[27] Appellate Body Report, US – Zeroing (Japan) (Article 21.5 – Japan), para. 116.

[28] Appellate Body Report, EC and certain member States – Large Civil Aircraft, para. 641.

[29] Appellate Body Reports, EC – Computer Equipment, para. 67; EC – Chicken Cuts, para. 165. Russia, in paragraph 12 of its opening oral statement at the Panel's first substantive meeting with the parties, referred to the Appellate Body's statement at paragraph 103 of its report in Australia – Salmon to the effect that "the SPS measure at issue in [that] dispute can only be the measure which is actually applied to the product at issue". This statement relates to a dispute where the products at issue had been explicitly identified by the complaining party in its panel request and, in our view, does not suggest that a complaining party is required to identify the products at issue in its panel request.

[30] Appellate Body Report, US – Countervailing and Anti-Dumping Measures (China), para. 4.8.

[31] Appellate Body Report, US – Continued Zeroing, para. 169

[32] Appellate Body Report, US – Continued Zeroing, para. 169

[33] Russia's preliminary ruling request, para. 15 (emphasis original); see also Russia's opening oral statement at the Panel's first substantive meeting with the parties, para. 71.

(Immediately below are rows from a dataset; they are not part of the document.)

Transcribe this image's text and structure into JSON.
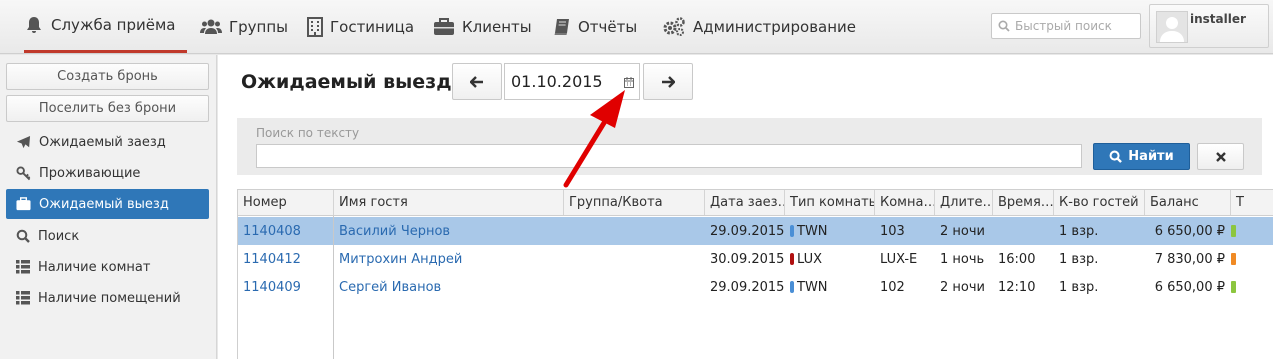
{
  "nav": {
    "items": [
      {
        "label": "Служба приёма",
        "icon": "bell-icon"
      },
      {
        "label": "Группы",
        "icon": "group-icon"
      },
      {
        "label": "Гостиница",
        "icon": "building-icon"
      },
      {
        "label": "Клиенты",
        "icon": "briefcase-icon"
      },
      {
        "label": "Отчёты",
        "icon": "book-icon"
      },
      {
        "label": "Администрирование",
        "icon": "gears-icon"
      }
    ],
    "quick_search_placeholder": "Быстрый поиск",
    "user": "installer"
  },
  "sidebar": {
    "buttons": [
      "Создать бронь",
      "Поселить без брони"
    ],
    "items": [
      {
        "label": "Ожидаемый заезд",
        "icon": "plane-icon"
      },
      {
        "label": "Проживающие",
        "icon": "key-icon"
      },
      {
        "label": "Ожидаемый выезд",
        "icon": "suitcase-icon",
        "active": true
      },
      {
        "label": "Поиск",
        "icon": "search-icon"
      },
      {
        "label": "Наличие комнат",
        "icon": "grid-icon"
      },
      {
        "label": "Наличие помещений",
        "icon": "grid-icon"
      }
    ]
  },
  "main": {
    "title": "Ожидаемый выезд",
    "date": "01.10.2015",
    "search_label": "Поиск по тексту",
    "search_value": "",
    "find_label": "Найти"
  },
  "colors": {
    "accent": "#2f77b8",
    "active_underline": "#c0392b",
    "selected_row": "#a9c8e8",
    "twn": "#4a8fd6",
    "lux": "#b01010",
    "balance_green": "#8cc63f",
    "balance_orange": "#f08a24",
    "arrow": "#e00000"
  },
  "table": {
    "columns": [
      "Номер",
      "Имя гостя",
      "Группа/Квота",
      "Дата заез…",
      "Тип комнаты",
      "Комна…",
      "Длите…",
      "Время…",
      "К-во гостей",
      "Баланс",
      "Т"
    ],
    "rows": [
      {
        "number": "1140408",
        "guest": "Василий Чернов",
        "group": "",
        "arrival": "29.09.2015",
        "room_type": "TWN",
        "room_color": "#4a8fd6",
        "room": "103",
        "duration": "2 ночи",
        "time": "",
        "guests": "1 взр.",
        "balance": "6 650,00 ₽",
        "balance_color": "#8cc63f",
        "selected": true
      },
      {
        "number": "1140412",
        "guest": "Митрохин Андрей",
        "group": "",
        "arrival": "30.09.2015",
        "room_type": "LUX",
        "room_color": "#b01010",
        "room": "LUX-E",
        "duration": "1 ночь",
        "time": "16:00",
        "guests": "1 взр.",
        "balance": "7 830,00 ₽",
        "balance_color": "#f08a24",
        "selected": false
      },
      {
        "number": "1140409",
        "guest": "Сергей Иванов",
        "group": "",
        "arrival": "29.09.2015",
        "room_type": "TWN",
        "room_color": "#4a8fd6",
        "room": "102",
        "duration": "2 ночи",
        "time": "12:10",
        "guests": "1 взр.",
        "balance": "6 650,00 ₽",
        "balance_color": "#8cc63f",
        "selected": false
      }
    ]
  }
}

[34] Russia's preliminary ruling request, para. 19 (emphasis original)

[35] European Union's reply to Russia's preliminary ruling request, para. 39.

[36] European Union's reply to Russia's preliminary ruling request, para. 40.

[37] European Union's reply to Russia's preliminary ruling request, para. 41 (emphasis original).

[38] European Union's reply to Russia's preliminary ruling request, para.40; see also European Union's answer to Panel question No. 6, paras. 9 and 10.

[39] European Union's reply to Russia's preliminary ruling request, para. 42.

[40] Appellate Body Report, US – Oil Country Tubular Goods Sunset Review, para. 173 (emphasis original).

[41] Appellate Body Report, US – Oil Country Tubular Goods Sunset Review, para. 173.

[42] Appellate Body Report, Argentina – Import Measures, para. 5.102.

[43] Appellate Body Report, Argentina – Import Measures, para. 5.102.

[44] Appellate Body Report, US – Continued Zeroing, para. 179.

[45] Russia's preliminary ruling request, para. 21; see also Russia's opening oral statement at the Panel's first substantive meeting with the parties, para. 78.

[46] Russia's preliminary ruling request, para. 22.

[47] Russia's preliminary ruling request, para. 23.

[48] Russia's preliminary ruling request, para. 24.

[49] European Union's reply to Russia's preliminary ruling request, para. 46.

[50] European Union's reply to Russia's preliminary ruling request, para. 46.

[51] European Union's reply to Russia's preliminary ruling request, para. 47.